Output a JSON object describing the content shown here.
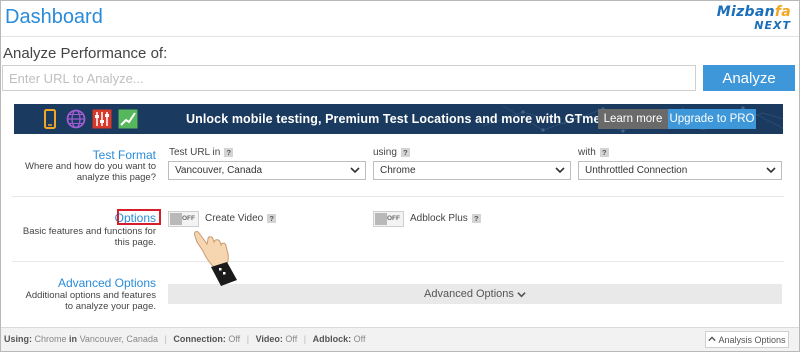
{
  "header": {
    "title": "Dashboard",
    "brand_main": "Mizban",
    "brand_accent": "fa",
    "brand_sub": "NEXT"
  },
  "analyze": {
    "label": "Analyze Performance of:",
    "url_placeholder": "Enter URL to Analyze...",
    "url_value": "",
    "button_label": "Analyze"
  },
  "banner": {
    "text": "Unlock mobile testing, Premium Test Locations and more with GTmetrix PRO",
    "learn_more": "Learn more",
    "upgrade": "Upgrade to PRO",
    "icons": [
      "mobile-icon",
      "globe-icon",
      "settings-sliders-icon",
      "chart-line-icon"
    ]
  },
  "test_format": {
    "title": "Test Format",
    "description": "Where and how do you want to analyze this page?",
    "fields": [
      {
        "label": "Test URL in",
        "help": "?",
        "value": "Vancouver, Canada"
      },
      {
        "label": "using",
        "help": "?",
        "value": "Chrome"
      },
      {
        "label": "with",
        "help": "?",
        "value": "Unthrottled Connection"
      }
    ]
  },
  "options": {
    "title": "Options",
    "description": "Basic features and functions for this page.",
    "toggles": [
      {
        "state": "OFF",
        "label": "Create Video",
        "help": "?"
      },
      {
        "state": "OFF",
        "label": "Adblock Plus",
        "help": "?"
      }
    ]
  },
  "advanced": {
    "title": "Advanced Options",
    "description": "Additional options and features to analyze your page.",
    "bar_label": "Advanced Options"
  },
  "footer": {
    "using_label": "Using:",
    "browser": "Chrome",
    "in_label": "in",
    "location": "Vancouver, Canada",
    "connection_label": "Connection:",
    "connection": "Off",
    "video_label": "Video:",
    "video": "Off",
    "adblock_label": "Adblock:",
    "adblock": "Off",
    "button_label": "Analysis Options"
  },
  "colors": {
    "accent": "#3d97d8",
    "banner_bg": "#1b3a5f",
    "highlight_box": "#d81e2b"
  }
}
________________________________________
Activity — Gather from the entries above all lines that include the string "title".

Expected output —
    "title": "Dashboard",
    "title": "Test Format",
    "title": "Options",
    "title": "Advanced Options",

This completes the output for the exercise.